Dams are noted for blocking silt. The Aswan Dam brought to a halt the annual and predictable flooding of the Nile. The deposits of silt and nutrients on the nearby shorelines made the soil fertile and suitable for growing crops. The river, which gave rise to the great ancient civilization of Egypt over 5,000 years ago, died in 1970. The British had plans to build the dam in Ethiopia or Uganda, where the higher elevations and cooler temperatures would have made it more effective. But President Nasser, in an effort to create distance from the prior British rulers and seeking nationalist pride and recognition, demanded that it be constructed in his own country. The location of the dam, McNeil explains, is too far downstream; higher evaporation levels reduce its usefulness. Furthermore, directly impeding the Nile from flooding means that Egyptians must use chemical fertilizers, the desirability and consequences of which are problematic as well.
In addition to blocking silt and nutrients, dams block biodiversity as well. A call for the tearing down of a series of dams on the Susquehanna River, a tributary of the Chesapeake Bay, points out that the large migration of a species of herring has been largely impeded. As the author relates, “ladders” and “elevators” intended for the fish to bypass the dams have proven relatively unsuccessful. In the Pacific Northwest, this concept has taken its most ludicrous form yet in the manifestation of the “salmon cannon.”

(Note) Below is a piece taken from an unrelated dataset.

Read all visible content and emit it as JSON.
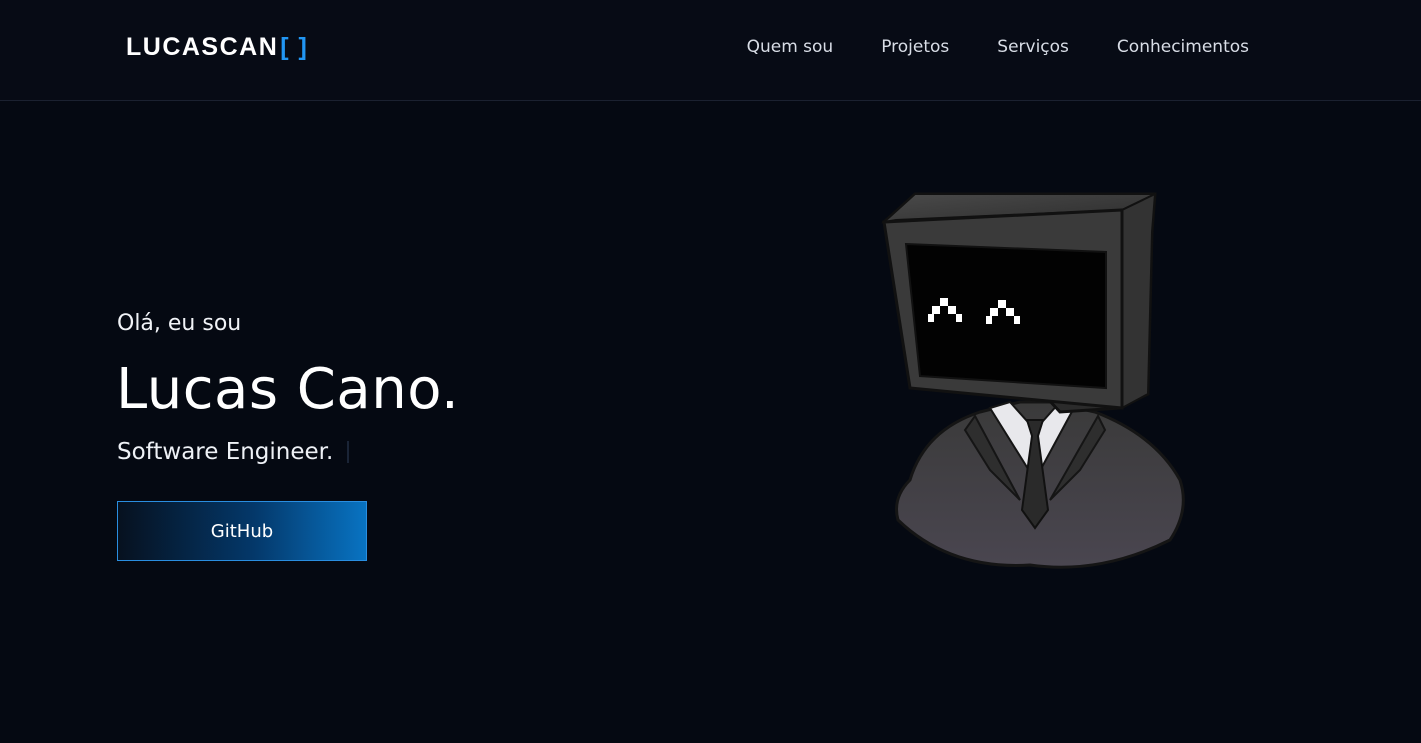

Salmon are literally picked up by hand and loaded a few at a time into a tube that propels them over the dam so that they can continue on their migration driven by spawning. This process is not as desirable or realistic as some seem to think. Salmon migrate through these rivers by the millions; at the peak of the migrating season, there is little chance that cannon loaders will be able to send them all on their way. It is vital that they do so, as they contribute to a delicate ecological balance in the Pacific Northwest. Not only do they provide a vital source of food for bears and scavengers that pick at the leftovers, but fish dragged into the woods decompose and release nutrients into the soil; salmon feed the trees and contribute to the growth of the great dense forests themselves in the region. One should also consider how the salmon experience the cannon. While powering upstream and leaping waterfalls is an impressive and presumably trying feat, it is driven by instinct and part of the natural process of salmon life. Being handled by a human and barreling through a tube are not; it could be an extremely traumatic and shocking experience for the fish.
Although they provide renewable energy without emissions, dams are an unnatural construction. They are not comparable to the ones made by beavers; on such large scales, they literally block the natural course of environmental processes to a highly disruptive level. Low Head Hydro is a hydroelectric energy system that does not block the flow of a waterway in order to produce power. Solar and Wind continue to rise in desirability, effectiveness, and financial accessibility. Peaking in the early 1900s, dams are an obsolete power source that we can do without.